When I was a kid, I vividly remember waking up and watching cartoons on the weekends. I usually gravitated towards shows like Tom and Jerry, Felix the Cat and Adventures of the Road Runner. I chose these types of cartoon because they were stripped down to the most basic level, focusing in on the action and animated images of its characters. These types of shows and films are making a comeback. The reason is simple: people want to be entertained, and everyone is a kid at heart. Shaun the Sheep: The Movie brings that simplicity back with a story on lessons of cause and effect.
This film is based on the TV show of the same name and might be the best animated film of the year, even better than Inside Out"¦yeah I said it. The story follows a very curious and adventurous sheep named Shaun (Justin Fletcher) who lives on a farm with the rest of his heard, his Farmer ( John Sparkes) and trusted dog. Shaun is the creative minded sheep of the herd and becomes bored of the mundane farm duties, when eventually he seeks a "day off" from the farm and devices a plan to keep the Farmer and dog distracted from completing their tasks for the day. Shaun gets way more than he could ever imagine when the Farmer and his trailer go off the rails and stumble into the The Big City.
Shaun the Sheep is a triumph of a film and is a strong comeback from the animation team at Aardman studios, the creators behind hits such as Wallace and Gromit and Chicken Run. The major difference for Shaun the Sheep is that it has no real dialogue. It is comprised of mostly random mumbles and general noises like crying, laughing and kissing. Think about it this way: If you were allowed to enter the mind of Mr. Bean and see what he was dreaming or thinking about, this film would be pretty spot on. One thing to not overlook is the Claymation. That alone is something to behold at. More films go for CGI and 3D in recent years. I prefer the 2D and Claymation route; it's an ode to my childhood.

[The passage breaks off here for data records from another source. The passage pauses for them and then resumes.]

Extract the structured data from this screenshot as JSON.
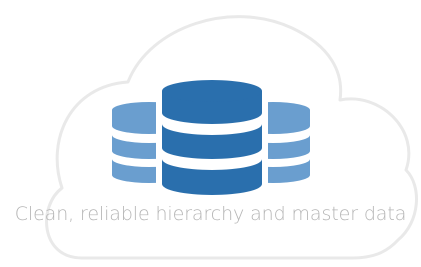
{
  "tagline": "Clean, reliable hierarchy and master data",
  "icons": {
    "cloud": "cloud-icon",
    "database": "database-stack-icon"
  },
  "colors": {
    "cloud_outline": "#e9e9e9",
    "primary_database": "#2a6fad",
    "secondary_database": "#6a9ecf",
    "text": "#b5b5b5",
    "background": "#ffffff"
  }
}
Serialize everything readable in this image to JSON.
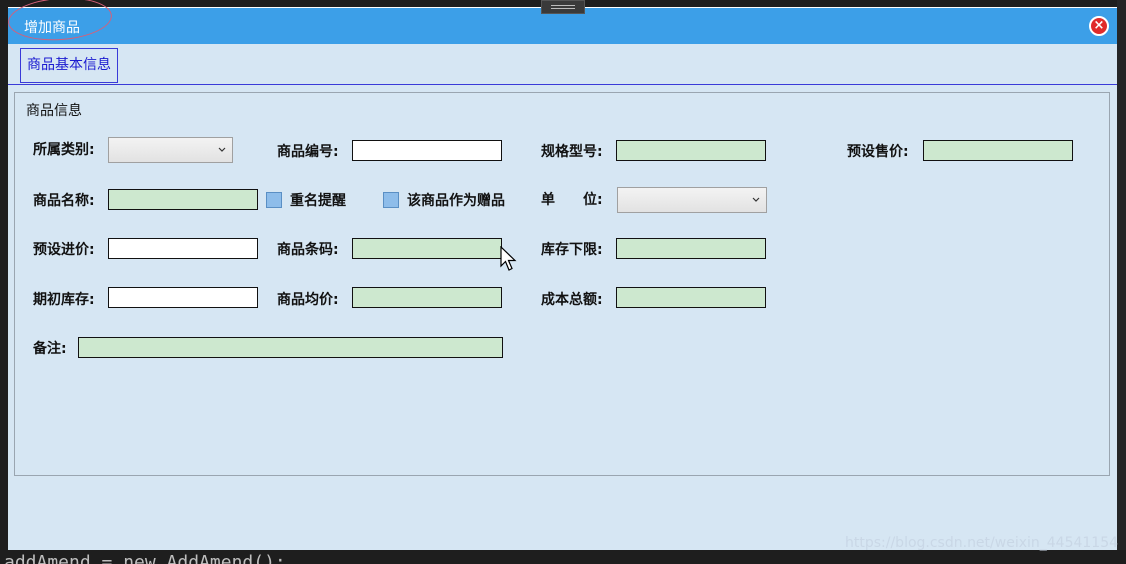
{
  "window": {
    "title": "增加商品",
    "close_icon": "close-icon"
  },
  "tabs": [
    {
      "label": "商品基本信息"
    }
  ],
  "group": {
    "title": "商品信息"
  },
  "form": {
    "category_label": "所属类别:",
    "product_no_label": "商品编号:",
    "spec_label": "规格型号:",
    "preset_price_label": "预设售价:",
    "product_name_label": "商品名称:",
    "dup_name_alert": "重名提醒",
    "as_gift": "该商品作为赠品",
    "unit_label": "单　　位:",
    "preset_cost_label": "预设进价:",
    "barcode_label": "商品条码:",
    "stock_min_label": "库存下限:",
    "opening_stock_label": "期初库存:",
    "avg_price_label": "商品均价:",
    "total_cost_label": "成本总额:",
    "remarks_label": "备注:"
  },
  "background": {
    "code_line": "addAmend = new AddAmend();",
    "watermark": "https://blog.csdn.net/weixin_44541154"
  }
}
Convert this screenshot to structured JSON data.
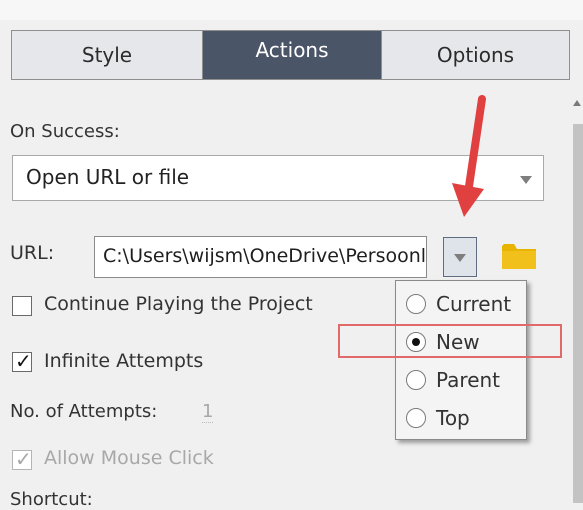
{
  "tabs": [
    {
      "label": "Style",
      "active": false
    },
    {
      "label": "Actions",
      "active": true
    },
    {
      "label": "Options",
      "active": false
    }
  ],
  "on_success": {
    "label": "On Success:",
    "value": "Open URL or file"
  },
  "url": {
    "label": "URL:",
    "value": "C:\\Users\\wijsm\\OneDrive\\Persoonlijk"
  },
  "continue_playing": {
    "label": "Continue Playing the Project",
    "checked": false
  },
  "infinite_attempts": {
    "label": "Infinite Attempts",
    "checked": true
  },
  "attempts": {
    "label": "No. of Attempts:",
    "value": "1"
  },
  "allow_mouse_click": {
    "label": "Allow Mouse Click",
    "checked": true,
    "disabled": true
  },
  "shortcut": {
    "label": "Shortcut:"
  },
  "window_menu": {
    "options": [
      {
        "label": "Current",
        "selected": false
      },
      {
        "label": "New",
        "selected": true
      },
      {
        "label": "Parent",
        "selected": false
      },
      {
        "label": "Top",
        "selected": false
      }
    ]
  },
  "colors": {
    "active_tab": "#4b5568",
    "annotation_red": "#e04040",
    "folder_yellow": "#e8b400"
  }
}
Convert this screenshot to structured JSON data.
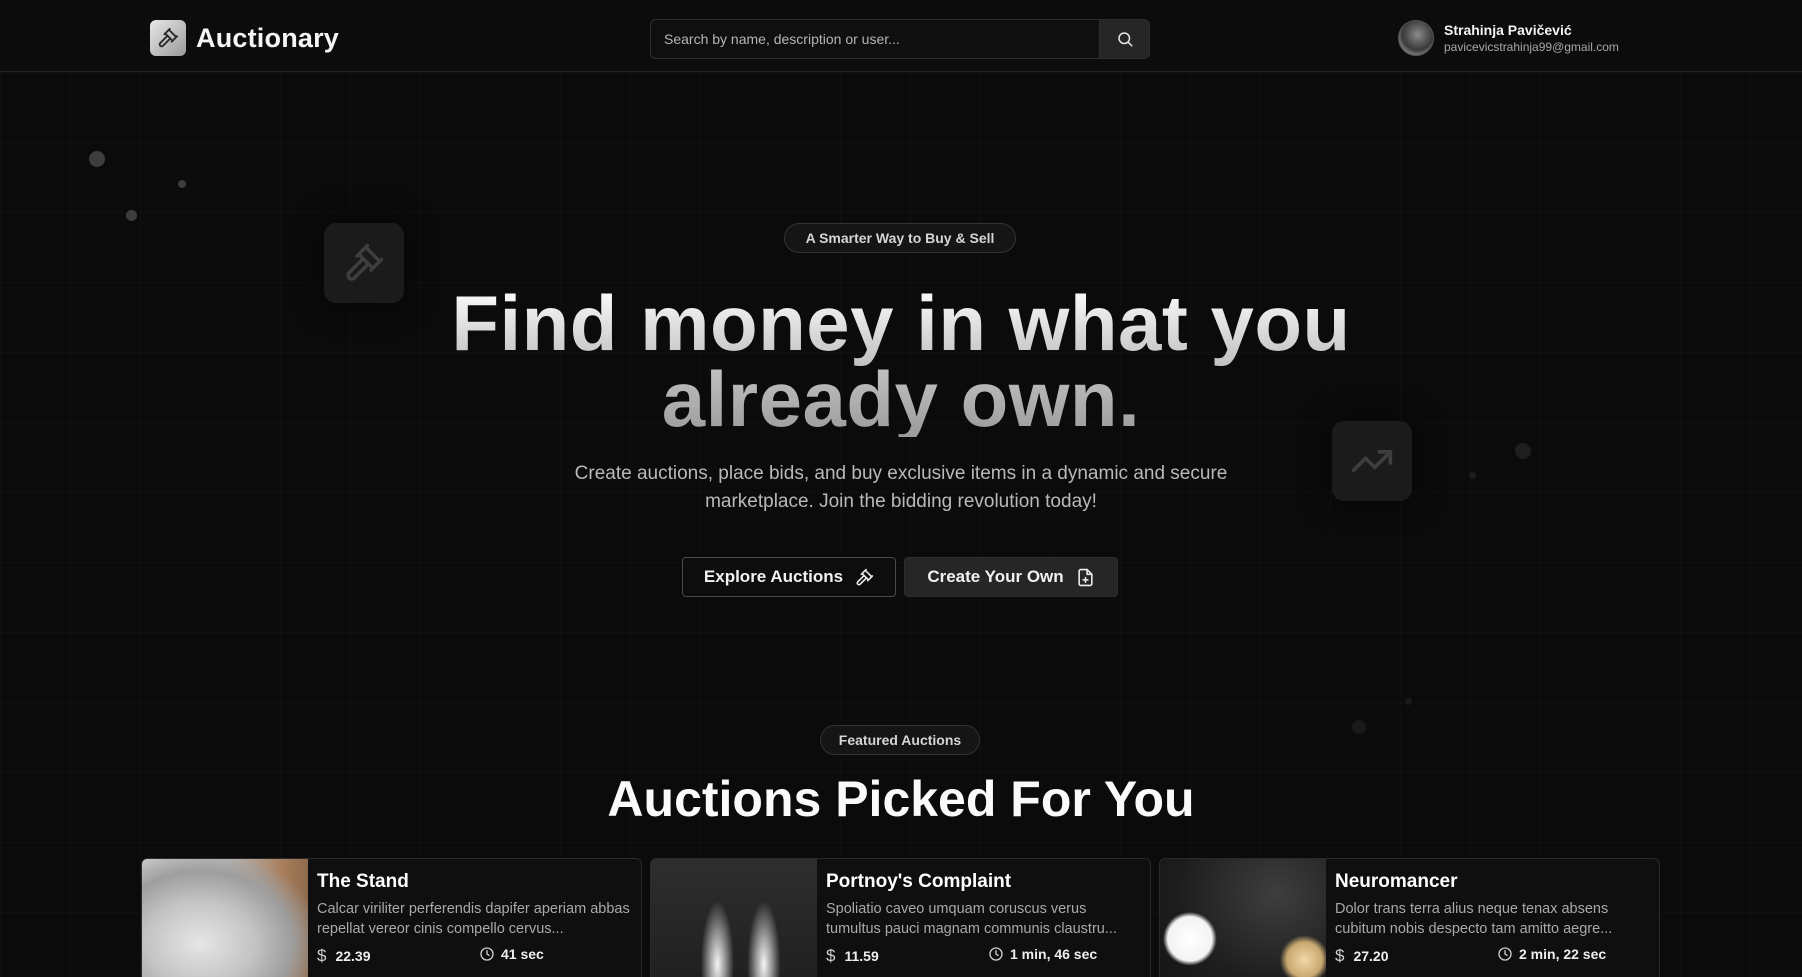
{
  "header": {
    "brand": "Auctionary",
    "search_placeholder": "Search by name, description or user...",
    "user": {
      "name": "Strahinja Pavičević",
      "email": "pavicevicstrahinja99@gmail.com"
    }
  },
  "hero": {
    "tagline": "A Smarter Way to Buy & Sell",
    "title_line1": "Find money in what you",
    "title_line2": "already own.",
    "subtitle": "Create auctions, place bids, and buy exclusive items in a dynamic and secure marketplace. Join the bidding revolution today!",
    "explore_button": "Explore Auctions",
    "create_button": "Create Your Own"
  },
  "featured": {
    "tag": "Featured Auctions",
    "title": "Auctions Picked For You",
    "cards": [
      {
        "title": "The Stand",
        "description": "Calcar viriliter perferendis dapifer aperiam abbas repellat vereor cinis compello cervus...",
        "price": "22.39",
        "time_left": "41 sec"
      },
      {
        "title": "Portnoy's Complaint",
        "description": "Spoliatio caveo umquam coruscus verus tumultus pauci magnam communis claustru...",
        "price": "11.59",
        "time_left": "1 min, 46 sec"
      },
      {
        "title": "Neuromancer",
        "description": "Dolor trans terra alius neque tenax absens cubitum nobis despecto tam amitto aegre...",
        "price": "27.20",
        "time_left": "2 min, 22 sec"
      }
    ]
  },
  "colors": {
    "background": "#0b0b0b",
    "text": "#f2f2f2",
    "muted": "#a9a9a9",
    "border": "#2a2a2a"
  },
  "icons": [
    "gavel-icon",
    "search-icon",
    "trending-up-icon",
    "file-plus-icon",
    "dollar-icon",
    "clock-icon"
  ]
}
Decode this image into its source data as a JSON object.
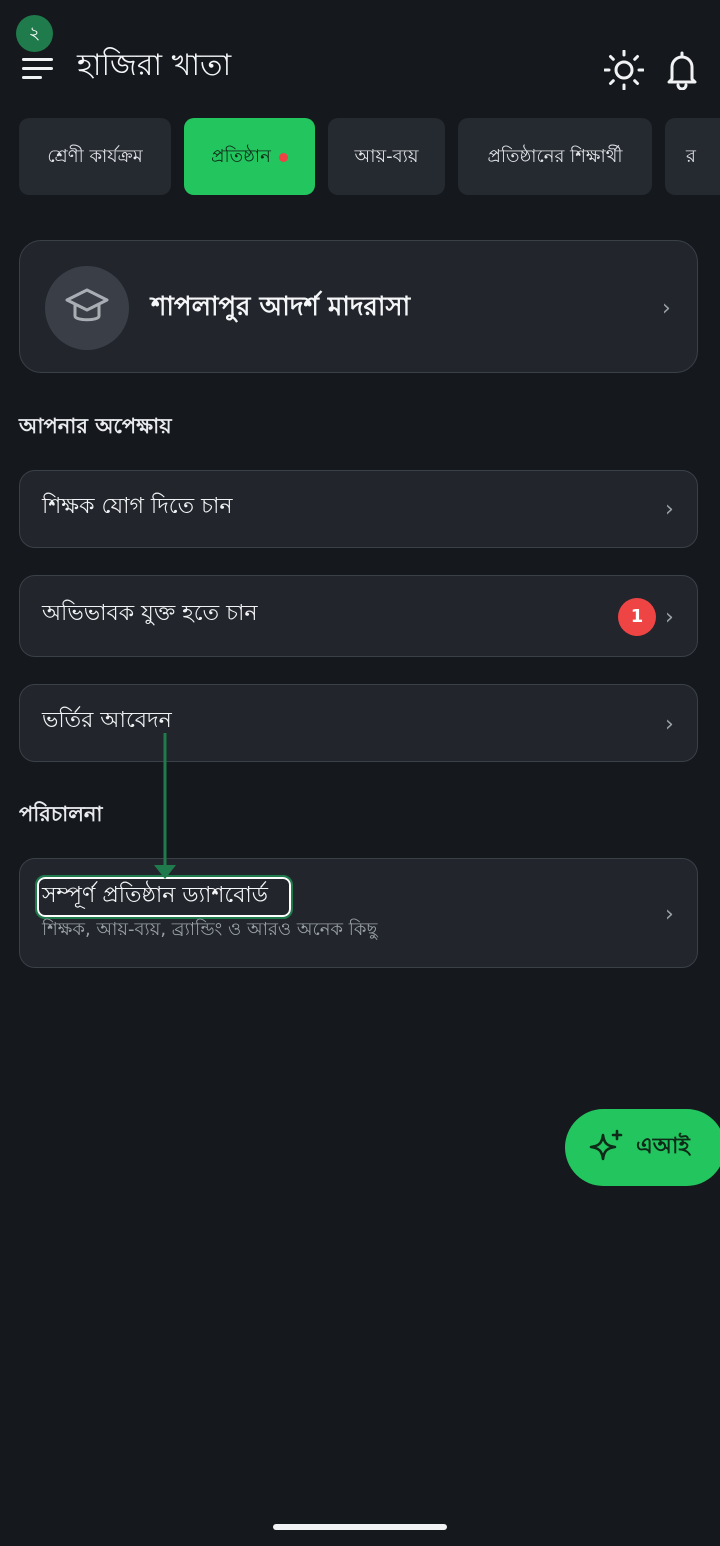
{
  "step_marker": "২",
  "header": {
    "title": "হাজিরা খাতা",
    "icons": [
      "menu-icon",
      "sun-icon",
      "bell-icon"
    ]
  },
  "tabs": [
    {
      "label": "শ্রেণী কার্যক্রম",
      "active": false
    },
    {
      "label": "প্রতিষ্ঠান",
      "active": true,
      "has_dot": true
    },
    {
      "label": "আয়-ব্যয়",
      "active": false
    },
    {
      "label": "প্রতিষ্ঠানের শিক্ষার্থী",
      "active": false
    },
    {
      "label": "র",
      "active": false
    }
  ],
  "institution": {
    "name": "শাপলাপুর আদর্শ মাদরাসা",
    "icon": "graduation-cap-icon"
  },
  "pending": {
    "title": "আপনার অপেক্ষায়",
    "items": [
      {
        "label": "শিক্ষক যোগ দিতে চান",
        "badge": ""
      },
      {
        "label": "অভিভাবক যুক্ত হতে চান",
        "badge": "1"
      },
      {
        "label": "ভর্তির আবেদন",
        "badge": ""
      }
    ]
  },
  "management": {
    "title": "পরিচালনা",
    "dashboard_title": "সম্পূর্ণ প্রতিষ্ঠান ড্যাশবোর্ড",
    "dashboard_subtitle": "শিক্ষক, আয়-ব্যয়, ব্র্যান্ডিং ও আরও অনেক কিছু"
  },
  "ai_fab": {
    "label": "এআই",
    "icon": "sparkle-icon"
  },
  "colors": {
    "background": "#15181c",
    "card": "#22262c",
    "accent_green": "#22c55e",
    "badge_red": "#ef4444",
    "annotation_green": "#1f7a4c"
  }
}
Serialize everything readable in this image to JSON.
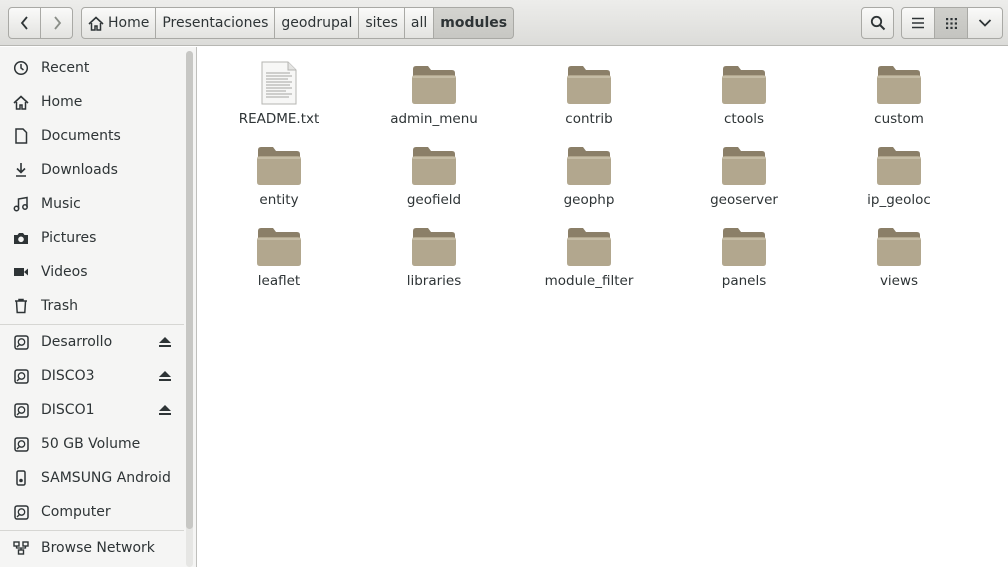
{
  "toolbar": {
    "back_icon": "chevron-left-icon",
    "forward_icon": "chevron-right-icon",
    "breadcrumbs": [
      "Home",
      "Presentaciones",
      "geodrupal",
      "sites",
      "all",
      "modules"
    ],
    "active_crumb": "modules",
    "search_icon": "search-icon",
    "list_view_icon": "list-view-icon",
    "grid_view_icon": "grid-view-icon",
    "menu_icon": "chevron-down-icon"
  },
  "sidebar": {
    "places": [
      {
        "label": "Recent",
        "icon": "clock-icon"
      },
      {
        "label": "Home",
        "icon": "home-icon"
      },
      {
        "label": "Documents",
        "icon": "document-icon"
      },
      {
        "label": "Downloads",
        "icon": "download-icon"
      },
      {
        "label": "Music",
        "icon": "music-icon"
      },
      {
        "label": "Pictures",
        "icon": "camera-icon"
      },
      {
        "label": "Videos",
        "icon": "video-icon"
      },
      {
        "label": "Trash",
        "icon": "trash-icon"
      }
    ],
    "devices": [
      {
        "label": "Desarrollo",
        "icon": "drive-icon",
        "eject": true
      },
      {
        "label": "DISCO3",
        "icon": "drive-icon",
        "eject": true
      },
      {
        "label": "DISCO1",
        "icon": "drive-icon",
        "eject": true
      },
      {
        "label": "50 GB Volume",
        "icon": "drive-icon",
        "eject": false
      },
      {
        "label": "SAMSUNG Android",
        "icon": "phone-icon",
        "eject": false
      },
      {
        "label": "Computer",
        "icon": "drive-icon",
        "eject": false
      }
    ],
    "network": [
      {
        "label": "Browse Network",
        "icon": "network-icon"
      }
    ]
  },
  "files": [
    {
      "name": "README.txt",
      "type": "text-file"
    },
    {
      "name": "admin_menu",
      "type": "folder"
    },
    {
      "name": "contrib",
      "type": "folder"
    },
    {
      "name": "ctools",
      "type": "folder"
    },
    {
      "name": "custom",
      "type": "folder"
    },
    {
      "name": "entity",
      "type": "folder"
    },
    {
      "name": "geofield",
      "type": "folder"
    },
    {
      "name": "geophp",
      "type": "folder"
    },
    {
      "name": "geoserver",
      "type": "folder"
    },
    {
      "name": "ip_geoloc",
      "type": "folder"
    },
    {
      "name": "leaflet",
      "type": "folder"
    },
    {
      "name": "libraries",
      "type": "folder"
    },
    {
      "name": "module_filter",
      "type": "folder"
    },
    {
      "name": "panels",
      "type": "folder"
    },
    {
      "name": "views",
      "type": "folder"
    }
  ],
  "colors": {
    "folder_body": "#b2a78e",
    "folder_dark": "#8b7f68",
    "sidebar_bg": "#f5f5f4",
    "header_bg": "#e4e4e1"
  }
}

More people go to the movies to unwind and get their mind off other things going on in their lives. In the digital-age, people's attention spans are becoming smaller than ever, so much so that the dialogue isn't as important as the actions on the screen. Films like Minions, The Boxtrolls, and now Shaun the Sheep have invested into making entertaining films with the animation and plot as priority. Dialogue for animation is sometimes counterproductive because you can get the same emotional response from a fart or a mumbled noise that you could with a full page of dialogue that ends up losing your audience's attention. Shaun the Sheep is a must see this summer, so take the whole herd with you!